> Activity
Locate the word "price" in the data below, then copy every line that holds it.

*** Opening Study material ***

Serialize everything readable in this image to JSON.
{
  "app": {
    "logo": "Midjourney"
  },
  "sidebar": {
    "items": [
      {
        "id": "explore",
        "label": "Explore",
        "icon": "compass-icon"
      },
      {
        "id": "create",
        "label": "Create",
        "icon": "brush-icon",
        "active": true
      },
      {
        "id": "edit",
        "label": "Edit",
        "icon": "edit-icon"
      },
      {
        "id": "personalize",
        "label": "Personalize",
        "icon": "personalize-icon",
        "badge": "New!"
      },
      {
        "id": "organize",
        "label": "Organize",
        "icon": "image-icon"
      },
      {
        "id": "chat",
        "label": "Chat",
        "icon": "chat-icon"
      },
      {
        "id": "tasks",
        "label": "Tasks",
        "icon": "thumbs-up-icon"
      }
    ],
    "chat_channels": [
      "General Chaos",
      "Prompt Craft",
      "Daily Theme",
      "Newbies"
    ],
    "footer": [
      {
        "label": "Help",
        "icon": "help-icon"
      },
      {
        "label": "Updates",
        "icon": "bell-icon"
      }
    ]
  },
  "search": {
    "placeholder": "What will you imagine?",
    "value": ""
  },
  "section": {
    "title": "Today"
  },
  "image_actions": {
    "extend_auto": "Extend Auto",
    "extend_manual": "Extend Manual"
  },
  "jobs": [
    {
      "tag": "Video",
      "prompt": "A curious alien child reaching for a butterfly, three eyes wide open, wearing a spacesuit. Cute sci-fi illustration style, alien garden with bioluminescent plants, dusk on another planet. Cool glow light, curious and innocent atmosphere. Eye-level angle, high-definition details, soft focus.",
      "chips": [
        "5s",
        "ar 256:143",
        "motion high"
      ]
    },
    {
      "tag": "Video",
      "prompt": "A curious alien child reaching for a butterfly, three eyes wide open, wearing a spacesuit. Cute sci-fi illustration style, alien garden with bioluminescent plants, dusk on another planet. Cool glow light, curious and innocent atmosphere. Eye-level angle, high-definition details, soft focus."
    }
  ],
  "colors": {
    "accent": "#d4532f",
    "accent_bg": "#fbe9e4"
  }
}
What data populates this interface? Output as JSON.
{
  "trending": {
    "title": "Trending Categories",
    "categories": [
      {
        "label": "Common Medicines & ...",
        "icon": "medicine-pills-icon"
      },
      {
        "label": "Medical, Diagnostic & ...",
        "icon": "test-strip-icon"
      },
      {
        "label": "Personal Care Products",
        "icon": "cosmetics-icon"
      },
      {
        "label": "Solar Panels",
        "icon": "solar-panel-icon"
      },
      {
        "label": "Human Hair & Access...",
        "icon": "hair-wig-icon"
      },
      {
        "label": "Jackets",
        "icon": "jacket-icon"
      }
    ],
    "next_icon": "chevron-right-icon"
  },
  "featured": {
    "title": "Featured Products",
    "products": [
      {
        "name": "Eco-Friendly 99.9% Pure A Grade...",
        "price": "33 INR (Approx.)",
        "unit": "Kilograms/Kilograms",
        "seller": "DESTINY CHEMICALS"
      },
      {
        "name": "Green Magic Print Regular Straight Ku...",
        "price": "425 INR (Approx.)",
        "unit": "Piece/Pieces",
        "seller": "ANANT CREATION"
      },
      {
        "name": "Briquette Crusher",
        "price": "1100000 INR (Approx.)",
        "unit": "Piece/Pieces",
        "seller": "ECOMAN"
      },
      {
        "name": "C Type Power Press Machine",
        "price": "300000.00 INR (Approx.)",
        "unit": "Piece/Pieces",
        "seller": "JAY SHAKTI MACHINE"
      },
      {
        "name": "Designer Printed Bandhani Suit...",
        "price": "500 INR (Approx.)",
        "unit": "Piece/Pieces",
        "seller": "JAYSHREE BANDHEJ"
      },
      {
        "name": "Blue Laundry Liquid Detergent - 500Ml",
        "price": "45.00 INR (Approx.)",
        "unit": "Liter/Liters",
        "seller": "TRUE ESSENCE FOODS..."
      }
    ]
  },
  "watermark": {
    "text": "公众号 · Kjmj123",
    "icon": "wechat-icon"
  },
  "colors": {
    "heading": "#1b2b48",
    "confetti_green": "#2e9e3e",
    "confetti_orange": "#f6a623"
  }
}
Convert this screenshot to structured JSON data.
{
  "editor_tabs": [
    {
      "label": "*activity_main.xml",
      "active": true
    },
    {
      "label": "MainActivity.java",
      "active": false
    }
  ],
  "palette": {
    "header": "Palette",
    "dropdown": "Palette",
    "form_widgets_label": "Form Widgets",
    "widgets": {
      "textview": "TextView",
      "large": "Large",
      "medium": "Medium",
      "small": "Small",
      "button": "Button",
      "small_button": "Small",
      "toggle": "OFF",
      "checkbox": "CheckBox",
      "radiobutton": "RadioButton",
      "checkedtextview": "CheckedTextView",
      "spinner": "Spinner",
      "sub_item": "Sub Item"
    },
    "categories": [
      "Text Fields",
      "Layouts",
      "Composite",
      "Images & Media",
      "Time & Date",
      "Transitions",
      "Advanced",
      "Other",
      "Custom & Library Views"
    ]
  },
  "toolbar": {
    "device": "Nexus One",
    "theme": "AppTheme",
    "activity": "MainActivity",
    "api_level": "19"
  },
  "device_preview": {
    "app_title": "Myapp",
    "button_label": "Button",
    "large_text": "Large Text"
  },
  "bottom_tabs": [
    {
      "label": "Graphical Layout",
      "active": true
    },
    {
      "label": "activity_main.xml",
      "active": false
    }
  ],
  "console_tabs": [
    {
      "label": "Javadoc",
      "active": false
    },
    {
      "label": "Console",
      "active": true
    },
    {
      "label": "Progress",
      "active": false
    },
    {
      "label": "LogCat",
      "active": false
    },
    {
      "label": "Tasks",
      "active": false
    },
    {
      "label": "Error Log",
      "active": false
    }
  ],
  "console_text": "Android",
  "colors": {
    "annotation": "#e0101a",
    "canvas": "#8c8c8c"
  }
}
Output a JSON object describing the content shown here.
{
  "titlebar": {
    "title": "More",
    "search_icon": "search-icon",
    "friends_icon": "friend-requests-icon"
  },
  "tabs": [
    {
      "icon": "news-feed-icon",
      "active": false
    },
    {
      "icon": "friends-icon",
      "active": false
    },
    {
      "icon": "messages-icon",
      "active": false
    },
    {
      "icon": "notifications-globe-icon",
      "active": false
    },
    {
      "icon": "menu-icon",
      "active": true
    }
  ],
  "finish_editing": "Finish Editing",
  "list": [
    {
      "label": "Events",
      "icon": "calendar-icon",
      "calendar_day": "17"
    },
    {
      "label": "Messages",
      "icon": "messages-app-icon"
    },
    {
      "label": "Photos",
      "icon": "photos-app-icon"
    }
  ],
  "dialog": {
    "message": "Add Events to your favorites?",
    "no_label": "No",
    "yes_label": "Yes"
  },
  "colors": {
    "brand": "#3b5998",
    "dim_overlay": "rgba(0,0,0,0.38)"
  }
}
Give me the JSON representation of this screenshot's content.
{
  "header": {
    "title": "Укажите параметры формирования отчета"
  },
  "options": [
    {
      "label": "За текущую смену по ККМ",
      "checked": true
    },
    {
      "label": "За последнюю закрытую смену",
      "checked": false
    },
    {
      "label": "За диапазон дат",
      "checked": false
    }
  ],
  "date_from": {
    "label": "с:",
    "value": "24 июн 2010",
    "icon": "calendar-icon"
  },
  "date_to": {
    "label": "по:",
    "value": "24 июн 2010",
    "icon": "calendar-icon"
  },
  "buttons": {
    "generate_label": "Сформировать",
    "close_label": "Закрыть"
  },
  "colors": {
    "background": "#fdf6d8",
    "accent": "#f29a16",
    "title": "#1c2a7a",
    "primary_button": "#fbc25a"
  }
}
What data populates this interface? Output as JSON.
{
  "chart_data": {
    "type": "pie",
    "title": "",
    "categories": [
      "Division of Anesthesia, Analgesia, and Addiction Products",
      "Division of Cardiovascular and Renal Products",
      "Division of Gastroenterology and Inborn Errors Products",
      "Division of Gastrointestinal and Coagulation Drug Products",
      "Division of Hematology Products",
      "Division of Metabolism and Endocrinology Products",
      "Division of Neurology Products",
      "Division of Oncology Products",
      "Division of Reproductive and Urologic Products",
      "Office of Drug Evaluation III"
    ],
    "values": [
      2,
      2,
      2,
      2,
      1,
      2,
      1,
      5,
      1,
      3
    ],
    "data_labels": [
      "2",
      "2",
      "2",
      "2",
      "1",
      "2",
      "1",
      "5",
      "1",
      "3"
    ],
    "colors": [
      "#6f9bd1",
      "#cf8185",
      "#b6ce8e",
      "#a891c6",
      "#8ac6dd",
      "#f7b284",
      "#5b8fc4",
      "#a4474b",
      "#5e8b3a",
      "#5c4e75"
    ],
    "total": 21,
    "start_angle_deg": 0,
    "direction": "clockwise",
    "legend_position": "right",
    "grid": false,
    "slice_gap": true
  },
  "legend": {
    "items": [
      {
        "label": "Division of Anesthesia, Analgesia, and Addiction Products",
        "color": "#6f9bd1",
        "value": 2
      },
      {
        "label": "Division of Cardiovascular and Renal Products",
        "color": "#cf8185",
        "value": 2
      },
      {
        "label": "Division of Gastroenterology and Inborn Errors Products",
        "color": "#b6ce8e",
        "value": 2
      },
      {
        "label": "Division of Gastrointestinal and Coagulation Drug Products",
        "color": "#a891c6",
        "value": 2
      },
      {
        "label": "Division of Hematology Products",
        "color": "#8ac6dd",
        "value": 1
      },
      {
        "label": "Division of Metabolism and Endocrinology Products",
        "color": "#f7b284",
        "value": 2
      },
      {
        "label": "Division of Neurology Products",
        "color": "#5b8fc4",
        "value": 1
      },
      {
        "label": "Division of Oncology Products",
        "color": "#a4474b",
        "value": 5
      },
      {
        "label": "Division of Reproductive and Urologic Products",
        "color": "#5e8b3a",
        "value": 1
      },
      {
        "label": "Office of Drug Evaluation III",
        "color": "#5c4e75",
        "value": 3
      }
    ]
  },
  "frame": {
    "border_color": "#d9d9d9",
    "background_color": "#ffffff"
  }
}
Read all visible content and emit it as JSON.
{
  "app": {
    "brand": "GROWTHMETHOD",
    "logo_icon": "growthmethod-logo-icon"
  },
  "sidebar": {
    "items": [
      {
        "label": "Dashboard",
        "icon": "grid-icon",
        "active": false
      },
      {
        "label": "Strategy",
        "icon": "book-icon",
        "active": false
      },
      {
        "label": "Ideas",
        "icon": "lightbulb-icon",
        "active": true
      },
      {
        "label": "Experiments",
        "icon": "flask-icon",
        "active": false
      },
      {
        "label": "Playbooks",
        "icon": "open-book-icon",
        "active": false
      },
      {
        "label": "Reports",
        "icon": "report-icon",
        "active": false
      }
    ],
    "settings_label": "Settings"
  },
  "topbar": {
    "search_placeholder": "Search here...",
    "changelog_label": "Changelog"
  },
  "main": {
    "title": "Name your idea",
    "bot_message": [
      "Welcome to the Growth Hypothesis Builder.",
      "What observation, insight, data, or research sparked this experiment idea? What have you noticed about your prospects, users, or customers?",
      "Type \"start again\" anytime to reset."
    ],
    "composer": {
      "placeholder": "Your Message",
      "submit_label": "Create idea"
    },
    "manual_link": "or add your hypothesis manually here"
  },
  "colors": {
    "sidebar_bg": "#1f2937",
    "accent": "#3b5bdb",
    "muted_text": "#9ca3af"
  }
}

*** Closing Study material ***

> Expected answer
        "price": "33 INR (Approx.)",
        "price": "425 INR (Approx.)",
        "price": "1100000 INR (Approx.)",
        "price": "300000.00 INR (Approx.)",
        "price": "500 INR (Approx.)",
        "price": "45.00 INR (Approx.)",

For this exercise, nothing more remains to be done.